===== Entries provided =====
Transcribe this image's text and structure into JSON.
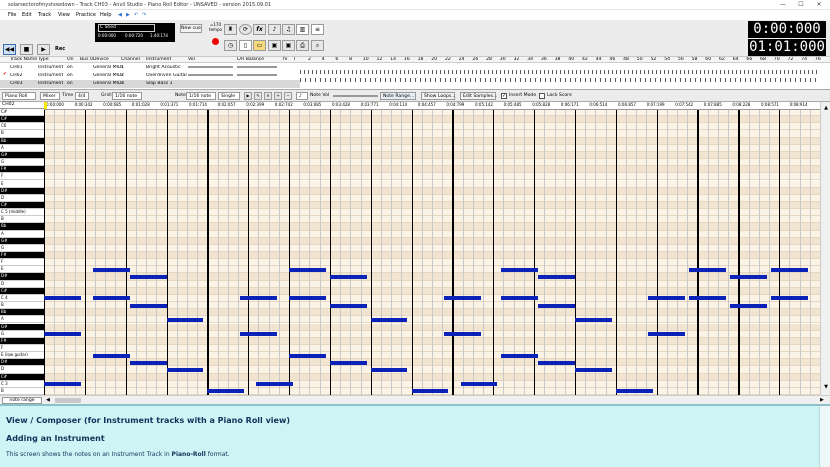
{
  "window": {
    "title": "solarsectorofmyshowdown - Track CH03 - Anvil Studio - Piano Roll Editor - UNSAVED - version 2015.09.01",
    "controls": {
      "minimize": "—",
      "maximize": "☐",
      "close": "✕"
    }
  },
  "menu": [
    "File",
    "Edit",
    "Track",
    "View",
    "Practice",
    "Help"
  ],
  "toolbar": {
    "cue_title": "C Shed",
    "cue_times": [
      "0:00:000",
      "0:00:720",
      "1:40:174"
    ],
    "new_cue": "New cue",
    "rec_label": "Rec",
    "tempo_label": "=170\ntempo",
    "time_top": "0:00:000",
    "time_bottom": "01:01:000"
  },
  "tracks": {
    "headers": [
      "Track Name",
      "Type",
      "On",
      "Bus 0",
      "Device",
      "Channel",
      "Instrument",
      "Vol",
      "L/R Balance",
      "fx",
      "T"
    ],
    "rows": [
      {
        "name": "CH01",
        "type": "Instrument",
        "on": "on",
        "device": "General MIDI",
        "channel": "1",
        "instrument": "Bright Acoustic"
      },
      {
        "name": "CH02",
        "type": "Instrument",
        "on": "on",
        "device": "General MIDI",
        "channel": "2",
        "instrument": "Overdriven Guitar"
      },
      {
        "name": "CH03",
        "type": "Instrument",
        "on": "on",
        "device": "General MIDI",
        "channel": "3",
        "instrument": "Slap Bass 1"
      }
    ],
    "measure_numbers": [
      "2",
      "4",
      "6",
      "8",
      "10",
      "12",
      "14",
      "16",
      "18",
      "20",
      "22",
      "24",
      "26",
      "28",
      "30",
      "32",
      "34",
      "36",
      "38",
      "40",
      "42",
      "44",
      "46",
      "48",
      "50",
      "52",
      "54",
      "56",
      "58",
      "60",
      "62",
      "64",
      "66",
      "68",
      "70",
      "72",
      "74",
      "76"
    ]
  },
  "piano_roll_controls": {
    "view": "Piano Roll",
    "mixer": "Mixer",
    "time_label": "Time",
    "time_sig": "4/4",
    "grid_label": "Grid:",
    "grid_value": "1/16 note",
    "note_label": "Note:",
    "note_value": "1/16 note",
    "single": "Single",
    "note_vol": "Note Vol",
    "note_range": "Note Range...",
    "show_loops": "Show Loops...",
    "edit_samples": "Edit Samples...",
    "insert_mode": "Insert Mode",
    "lock_score": "Lock Score"
  },
  "editor": {
    "track_label": "CH02",
    "ruler_times": [
      "0:00:000",
      "0:00:342",
      "0:00:685",
      "0:01:028",
      "0:01:371",
      "0:01:714",
      "0:02:057",
      "0:02:399",
      "0:02:742",
      "0:03:085",
      "0:03:428",
      "0:03:771",
      "0:04:114",
      "0:04:457",
      "0:04:799",
      "0:05:142",
      "0:05:485",
      "0:05:828",
      "0:06:171",
      "0:06:514",
      "0:06:857",
      "0:07:199",
      "0:07:542",
      "0:07:885",
      "0:08:228",
      "0:08:571",
      "0:08:914"
    ],
    "keys": [
      {
        "label": "C#",
        "black": false
      },
      {
        "label": "C#",
        "black": true
      },
      {
        "label": "C6",
        "black": false
      },
      {
        "label": "B",
        "black": false
      },
      {
        "label": "Bb",
        "black": true
      },
      {
        "label": "A",
        "black": false
      },
      {
        "label": "G#",
        "black": true
      },
      {
        "label": "G",
        "black": false
      },
      {
        "label": "F#",
        "black": true
      },
      {
        "label": "F",
        "black": false
      },
      {
        "label": "E",
        "black": false
      },
      {
        "label": "D#",
        "black": true
      },
      {
        "label": "D",
        "black": false
      },
      {
        "label": "C#",
        "black": true
      },
      {
        "label": "C 5 (middle)",
        "black": false
      },
      {
        "label": "B",
        "black": false
      },
      {
        "label": "Bb",
        "black": true
      },
      {
        "label": "A",
        "black": false
      },
      {
        "label": "G#",
        "black": true
      },
      {
        "label": "G",
        "black": false
      },
      {
        "label": "F#",
        "black": true
      },
      {
        "label": "F",
        "black": false
      },
      {
        "label": "E",
        "black": false
      },
      {
        "label": "D#",
        "black": true
      },
      {
        "label": "D",
        "black": false
      },
      {
        "label": "C#",
        "black": true
      },
      {
        "label": "C 4",
        "black": false
      },
      {
        "label": "B",
        "black": false
      },
      {
        "label": "Bb",
        "black": true
      },
      {
        "label": "A",
        "black": false
      },
      {
        "label": "G#",
        "black": true
      },
      {
        "label": "G",
        "black": false
      },
      {
        "label": "F#",
        "black": true
      },
      {
        "label": "F",
        "black": false
      },
      {
        "label": "E (low guitar)",
        "black": false
      },
      {
        "label": "D#",
        "black": true
      },
      {
        "label": "D",
        "black": false
      },
      {
        "label": "C#",
        "black": true
      },
      {
        "label": "C 3",
        "black": false
      },
      {
        "label": "B",
        "black": false
      }
    ],
    "notes": [
      {
        "row": 22,
        "start": 1.2,
        "len": 0.9
      },
      {
        "row": 23,
        "start": 2.1,
        "len": 0.9
      },
      {
        "row": 26,
        "start": 0.0,
        "len": 0.9
      },
      {
        "row": 26,
        "start": 1.2,
        "len": 0.9
      },
      {
        "row": 27,
        "start": 2.1,
        "len": 0.9
      },
      {
        "row": 29,
        "start": 3.0,
        "len": 0.9
      },
      {
        "row": 31,
        "start": 0.0,
        "len": 0.9
      },
      {
        "row": 34,
        "start": 1.2,
        "len": 0.9
      },
      {
        "row": 35,
        "start": 2.1,
        "len": 0.9
      },
      {
        "row": 36,
        "start": 3.0,
        "len": 0.9
      },
      {
        "row": 38,
        "start": 0.0,
        "len": 0.9
      },
      {
        "row": 39,
        "start": 4.0,
        "len": 0.9
      },
      {
        "row": 22,
        "start": 6.0,
        "len": 0.9
      },
      {
        "row": 23,
        "start": 7.0,
        "len": 0.9
      },
      {
        "row": 26,
        "start": 4.8,
        "len": 0.9
      },
      {
        "row": 26,
        "start": 6.0,
        "len": 0.9
      },
      {
        "row": 27,
        "start": 7.0,
        "len": 0.9
      },
      {
        "row": 29,
        "start": 8.0,
        "len": 0.9
      },
      {
        "row": 31,
        "start": 4.8,
        "len": 0.9
      },
      {
        "row": 34,
        "start": 6.0,
        "len": 0.9
      },
      {
        "row": 35,
        "start": 7.0,
        "len": 0.9
      },
      {
        "row": 36,
        "start": 8.0,
        "len": 0.9
      },
      {
        "row": 38,
        "start": 5.2,
        "len": 0.9
      },
      {
        "row": 39,
        "start": 9.0,
        "len": 0.9
      },
      {
        "row": 22,
        "start": 11.2,
        "len": 0.9
      },
      {
        "row": 23,
        "start": 12.1,
        "len": 0.9
      },
      {
        "row": 26,
        "start": 9.8,
        "len": 0.9
      },
      {
        "row": 26,
        "start": 11.2,
        "len": 0.9
      },
      {
        "row": 27,
        "start": 12.1,
        "len": 0.9
      },
      {
        "row": 29,
        "start": 13.0,
        "len": 0.9
      },
      {
        "row": 31,
        "start": 9.8,
        "len": 0.9
      },
      {
        "row": 34,
        "start": 11.2,
        "len": 0.9
      },
      {
        "row": 35,
        "start": 12.1,
        "len": 0.9
      },
      {
        "row": 36,
        "start": 13.0,
        "len": 0.9
      },
      {
        "row": 38,
        "start": 10.2,
        "len": 0.9
      },
      {
        "row": 39,
        "start": 14.0,
        "len": 0.9
      },
      {
        "row": 22,
        "start": 15.8,
        "len": 0.9
      },
      {
        "row": 23,
        "start": 16.8,
        "len": 0.9
      },
      {
        "row": 26,
        "start": 14.8,
        "len": 0.9
      },
      {
        "row": 26,
        "start": 15.8,
        "len": 0.9
      },
      {
        "row": 27,
        "start": 16.8,
        "len": 0.9
      },
      {
        "row": 31,
        "start": 14.8,
        "len": 0.9
      },
      {
        "row": 22,
        "start": 17.8,
        "len": 0.9
      },
      {
        "row": 26,
        "start": 17.8,
        "len": 0.9
      }
    ]
  },
  "bottom_tab": "note range",
  "help": {
    "heading": "View / Composer (for Instrument tracks with a Piano Roll view)",
    "subheading": "Adding an Instrument",
    "text_before": "This screen shows the notes on an Instrument Track in ",
    "text_bold": "Piano-Roll",
    "text_after": " format."
  },
  "colors": {
    "note": "#0b22b8",
    "help_bg": "#cdf5f5",
    "help_text": "#14325a",
    "lcd_bg": "#000000"
  }
}
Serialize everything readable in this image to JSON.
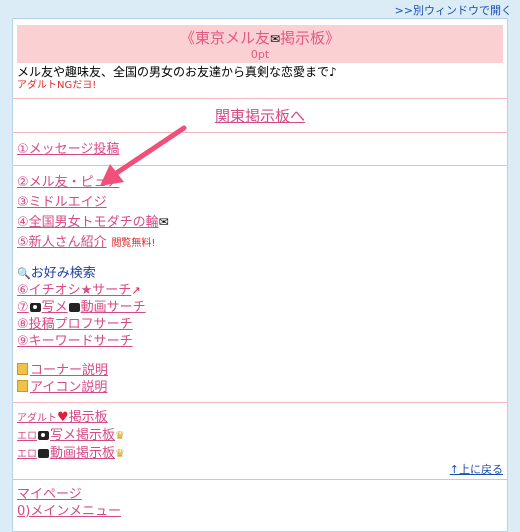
{
  "top": {
    "new_window": ">>別ウィンドウで開く"
  },
  "header": {
    "title_prefix": "《東京メル友",
    "title_suffix": "掲示板》",
    "points": "0pt",
    "description": "メル友や趣味友、全国の男女のお友達から真剣な恋愛まで♪",
    "ng_note": "アダルトNGだヨ!"
  },
  "region_link": "関東掲示板へ",
  "menu1": {
    "post": "①メッセージ投稿"
  },
  "menu2": {
    "item2": "②メル友・ピュア",
    "item3": "③ミドルエイジ",
    "item4": "④全国男女トモダチの輪",
    "item5": "⑤新人さん紹介",
    "item5_note": "閲覧無料!"
  },
  "search": {
    "heading": "お好み検索",
    "item6": "⑥イチオシ★サーチ",
    "item7_prefix": "⑦",
    "item7_a": "写メ",
    "item7_b": "動画サーチ",
    "item8": "⑧投稿プロフサーチ",
    "item9": "⑨キーワードサーチ"
  },
  "info": {
    "corner": "コーナー説明",
    "icon": "アイコン説明"
  },
  "adult": {
    "board_prefix": "アダルト",
    "board_suffix": "掲示板",
    "photo_prefix": "エロ",
    "photo_suffix": "写メ掲示板",
    "video_prefix": "エロ",
    "video_suffix": "動画掲示板"
  },
  "back_to_top": "↑上に戻る",
  "footer": {
    "mypage": "マイページ",
    "main_menu": "0)メインメニュー"
  },
  "colors": {
    "accent": "#d64a86",
    "header_bg": "#fbd0d2",
    "page_bg": "#dcecf7"
  }
}
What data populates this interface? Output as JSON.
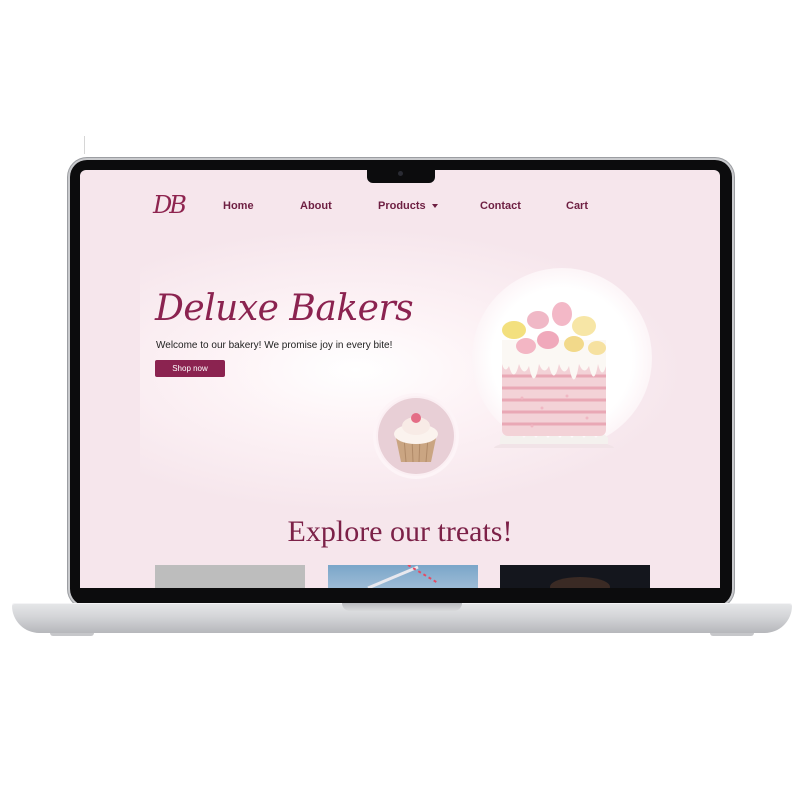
{
  "site": {
    "logo": "DB",
    "nav": {
      "home": "Home",
      "about": "About",
      "products": "Products",
      "contact": "Contact",
      "cart": "Cart"
    },
    "hero": {
      "title": "Deluxe Bakers",
      "subtitle": "Welcome to our bakery!  We promise joy in every bite!",
      "cta": "Shop now"
    },
    "section_title": "Explore our treats!"
  },
  "colors": {
    "brand": "#8b2350",
    "background": "#f6e6ec",
    "laptop_frame": "#0c0c0d"
  }
}
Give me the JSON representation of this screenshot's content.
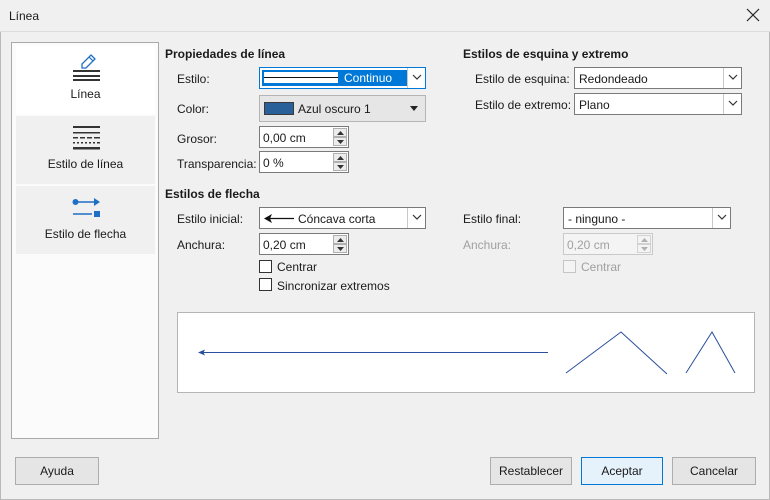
{
  "window": {
    "title": "Línea"
  },
  "sidebar": {
    "items": [
      {
        "label": "Línea",
        "icon": "pencil-line-icon"
      },
      {
        "label": "Estilo de línea",
        "icon": "line-style-icon"
      },
      {
        "label": "Estilo de flecha",
        "icon": "arrow-style-icon"
      }
    ]
  },
  "line_props": {
    "header": "Propiedades de línea",
    "style_label": "Estilo:",
    "style_value": "Continuo",
    "color_label": "Color:",
    "color_value": "Azul oscuro 1",
    "color_swatch": "#2a6099",
    "width_label": "Grosor:",
    "width_value": "0,00 cm",
    "transparency_label": "Transparencia:",
    "transparency_value": "0 %"
  },
  "corner": {
    "header": "Estilos de esquina y extremo",
    "corner_label": "Estilo de esquina:",
    "corner_value": "Redondeado",
    "cap_label": "Estilo de extremo:",
    "cap_value": "Plano"
  },
  "arrows": {
    "header": "Estilos de flecha",
    "start_label": "Estilo inicial:",
    "start_value": "Cóncava corta",
    "end_label": "Estilo final:",
    "end_value": "- ninguno -",
    "start_width_label": "Anchura:",
    "start_width_value": "0,20 cm",
    "end_width_label": "Anchura:",
    "end_width_value": "0,20 cm",
    "center_start_label": "Centrar",
    "center_end_label": "Centrar",
    "sync_label": "Sincronizar extremos"
  },
  "buttons": {
    "help": "Ayuda",
    "reset": "Restablecer",
    "ok": "Aceptar",
    "cancel": "Cancelar"
  },
  "colors": {
    "accent": "#0078d7",
    "preview_line": "#2a4f9e",
    "selection": "#0078d7"
  }
}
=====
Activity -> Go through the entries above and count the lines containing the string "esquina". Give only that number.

Finished task -> 2